Affiliate marketers who use email can create a massive increase in conversions

Email is an often neglected component of a successful affiliate publisher’s toolkit. But how often should you use it, and what should you write? In this series of blog posts, I’m going to help you craft dynamite email campaigns!

In part 1, I’ll be discussing how to start out your program with some nuts-and-bolts basics. But don’t skip this step, even if you think you know it all already. There may be some surprising info in there for you!

How to send mass emails

You need to select the right email sending software. Don’t think for a moment that you can put your 1,200 subscribers in the CC field of a Gmail and that’s going to be fine. First off, that violates your subscribers’ privacy. Second, it’s a huge red flag that makes anyone who receives it think “spam”. Third, Gmail would throw a hissy fit! So use a mass email sender program like Aweber, MailChimp and so on; they are built for this kind of thing.

Look for a package that has functionality like automation and segmentation. Segmentation is the ability to divide your subscriber database into different “segments” of interest and demographics. I’ll show you what I mean:

Subscriber A: John McCluskey, over 50, drives an SUV, runs a small business

Subscriber B: Linda Gomez, 19, no car, studying for a medical degree

These two (fictional) people will have very different motivators, interests, and needs. John might be interested in getting a better deal on his auto finance. He’s already got an SUV and as a small business owner, he’s probably got at least a middle-income bracket. Linda, on the other hand, might be struggling with living costs as she balances studying with a part-time job. Both might be interested in financial products, but coming to them both with the same email marketing approach might not be the best way to go about it.

Of course, how you capture that detail comes down to how well you design your opt-in forms. I’ll get onto that in a moment, but first, let’s talk about the landing page – the page that your site visitor comes to thanks to a paid ad campaign or just good old-fashioned SEO.

Capturing hearts and minds – designing great landing pages

AKA the squeeze page*.

Keep your landing pages simple and free of clutter. Attention span in the internet age is much shorter than it was for our parents. It’s like, 4 or 5 seconds. People need to get hooked, and get to the point, fast – and the point is the opt-in.

A few rapid strategy tips for landing pages

1) Images of human hands, faces, or even graphics that point towards your opt-in button will guide the eyes and make it clear what they’re supposed to do: click.

2) Try to use the right image for the situation. A tired, generic, cheesy stock photo might actually harm your prospects.

3) Don’t forget about the text on the landing page. Write a great headline and use the copy to tell the visitor WHY they’re signing up and WHAT they’re signing up to. What’s in it for them?
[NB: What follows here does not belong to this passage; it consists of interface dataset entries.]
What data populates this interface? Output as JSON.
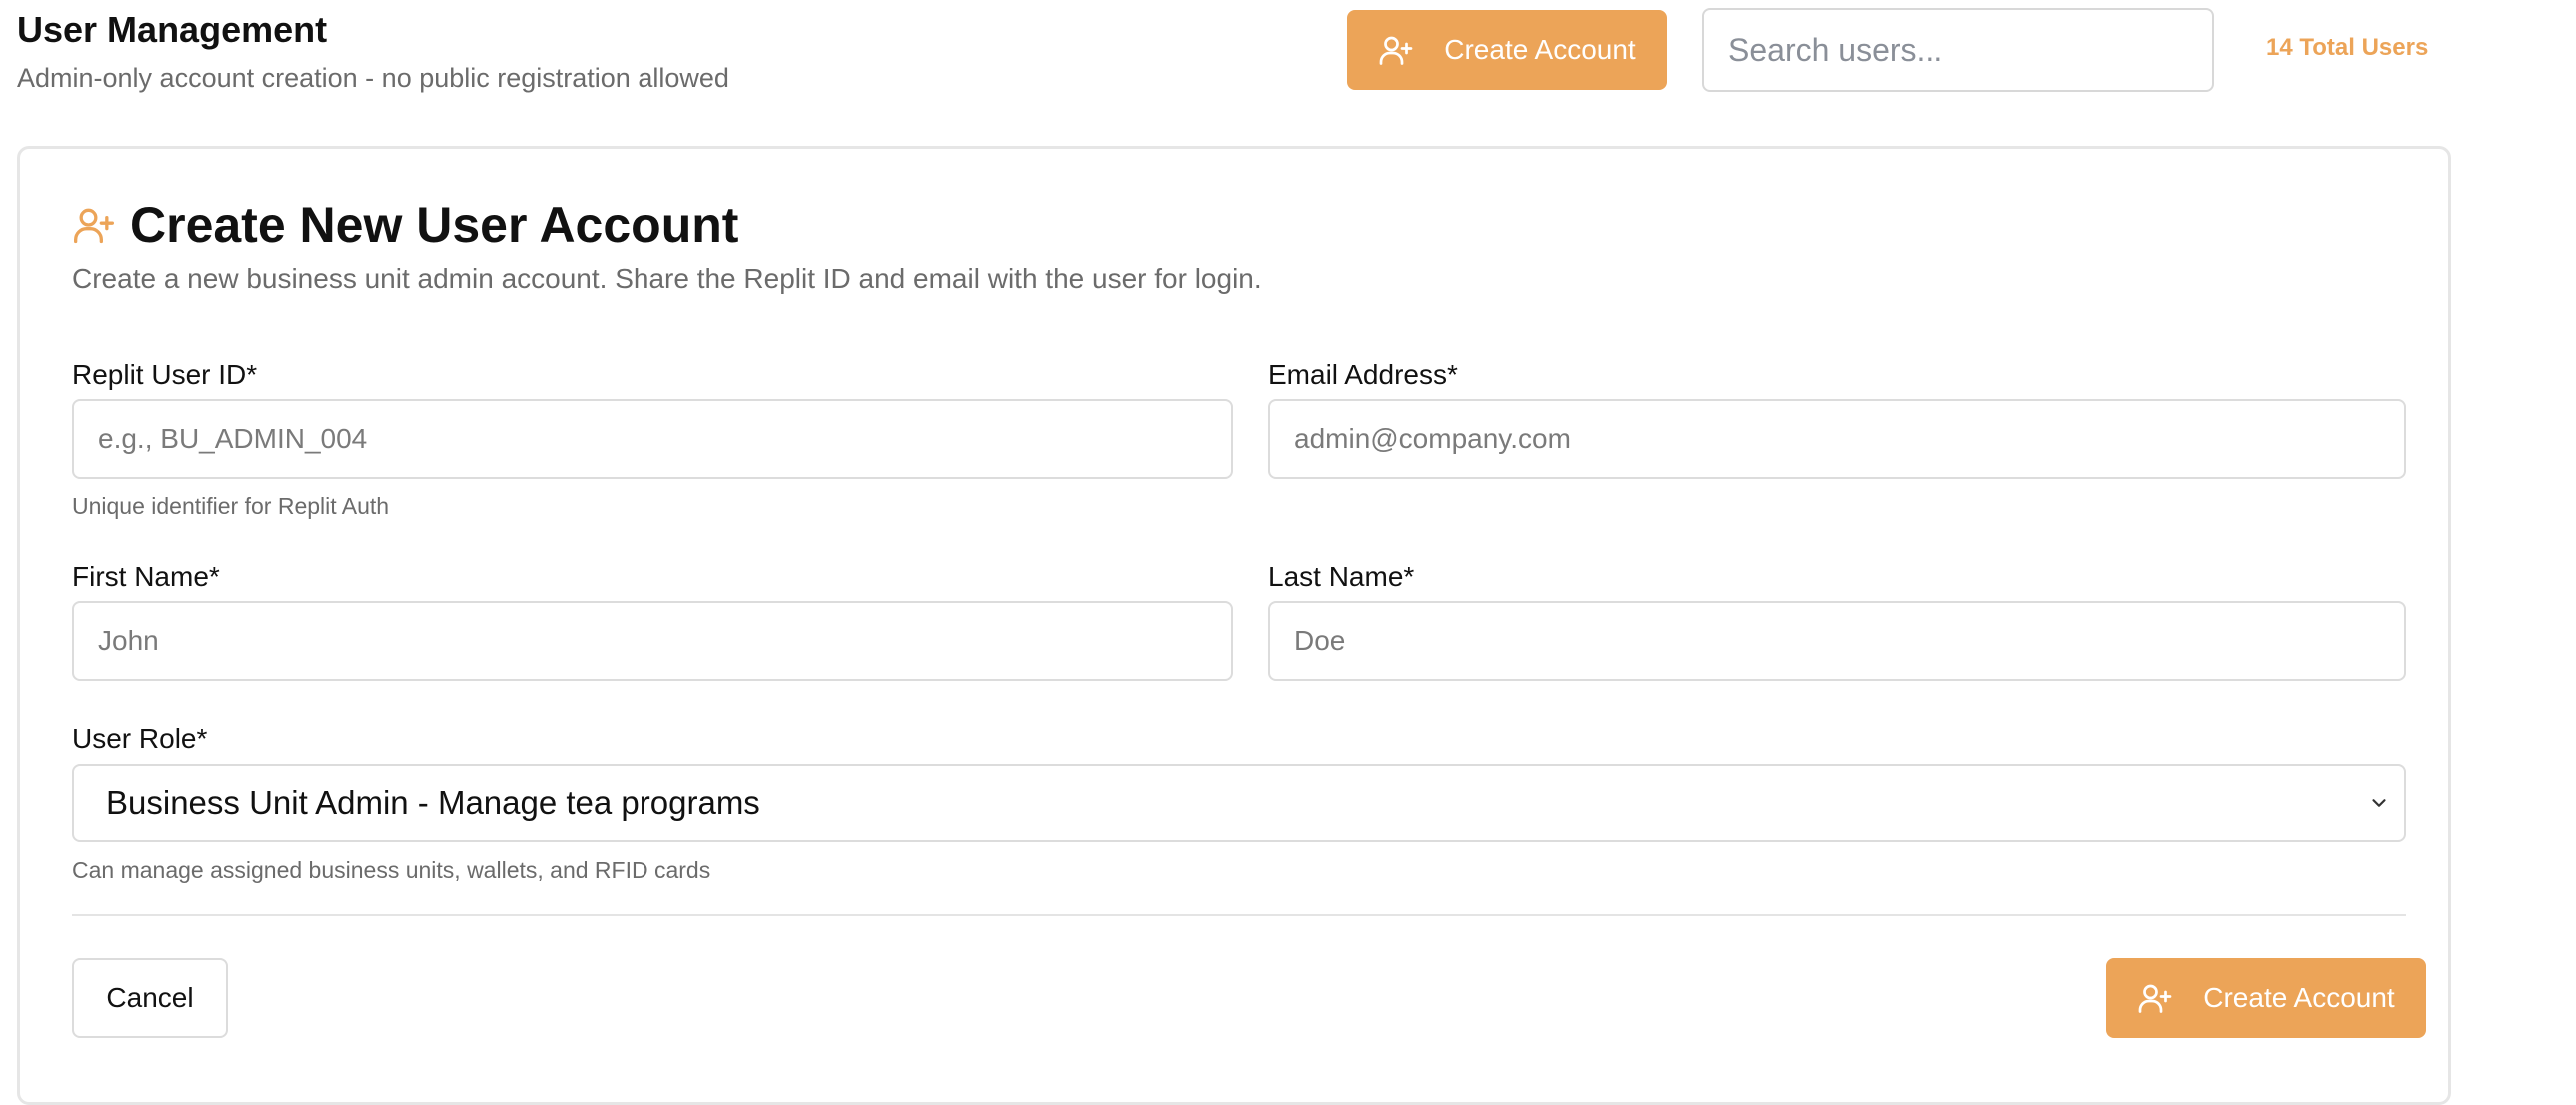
{
  "header": {
    "title": "User Management",
    "subtitle": "Admin-only account creation - no public registration allowed",
    "create_button_label": "Create Account",
    "search_placeholder": "Search users...",
    "total_users": "14 Total Users"
  },
  "form": {
    "title": "Create New User Account",
    "description": "Create a new business unit admin account. Share the Replit ID and email with the user for login.",
    "replit_id": {
      "label": "Replit User ID*",
      "placeholder": "e.g., BU_ADMIN_004",
      "help": "Unique identifier for Replit Auth"
    },
    "email": {
      "label": "Email Address*",
      "placeholder": "admin@company.com"
    },
    "first_name": {
      "label": "First Name*",
      "placeholder": "John"
    },
    "last_name": {
      "label": "Last Name*",
      "placeholder": "Doe"
    },
    "role": {
      "label": "User Role*",
      "selected": "Business Unit Admin - Manage tea programs",
      "help": "Can manage assigned business units, wallets, and RFID cards"
    },
    "cancel_label": "Cancel",
    "submit_label": "Create Account"
  },
  "colors": {
    "accent": "#eca458",
    "muted_text": "#6b6b6b",
    "border": "#dcdcdc"
  },
  "icons": {
    "create": "user-plus-icon",
    "select": "chevron-down-icon"
  }
}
4) Let them know, in a low-key way, that their data will be safe. (By the way, if they think they’re subscribing to a newsletter, don’t ping their details straight to revJOLT. Let them know that’s what they’re getting and do it at an appropriate time.)

*When the goal is gaining your site visitor’s email address, a landing page can also be known as a squeeze page. As in, you’re trying to “squeeze” that info out of them. That illustrates the attitude of most email marketers – hold the mark upside down and shake them until money falls out. Well, that’s some fairly short-termist thinking. If you want to build a successful career, maybe build some value and trust instead!


People who skipped this post because they “already knew it all” will miss this part.

My recommendation for opt-in is to NOT have the full form you want them to fill out visible on your landing page. Just use a button. If you need to have a more detailed form that asks neat segmentation questions, and the visitor sees that on the landing page, that’s an immediate “no” for most people.

They’ll say:

“I don’t have time to fill that out.”

“I don’t like that they are asking that many questions.”

“Woah, that looks like work.”

But if they’ve already clicked a button, and then see a longer form… There’s a psychological buy-in.  They’ve already made an act of commitment! Yes, some might cancel at this point, but if you NEED that segmentation information, now is the time to get it. Asking them for their D.O.B. six weeks later via an awkward email is not going to produce the results you need.

Now on to part 2 – what to do next.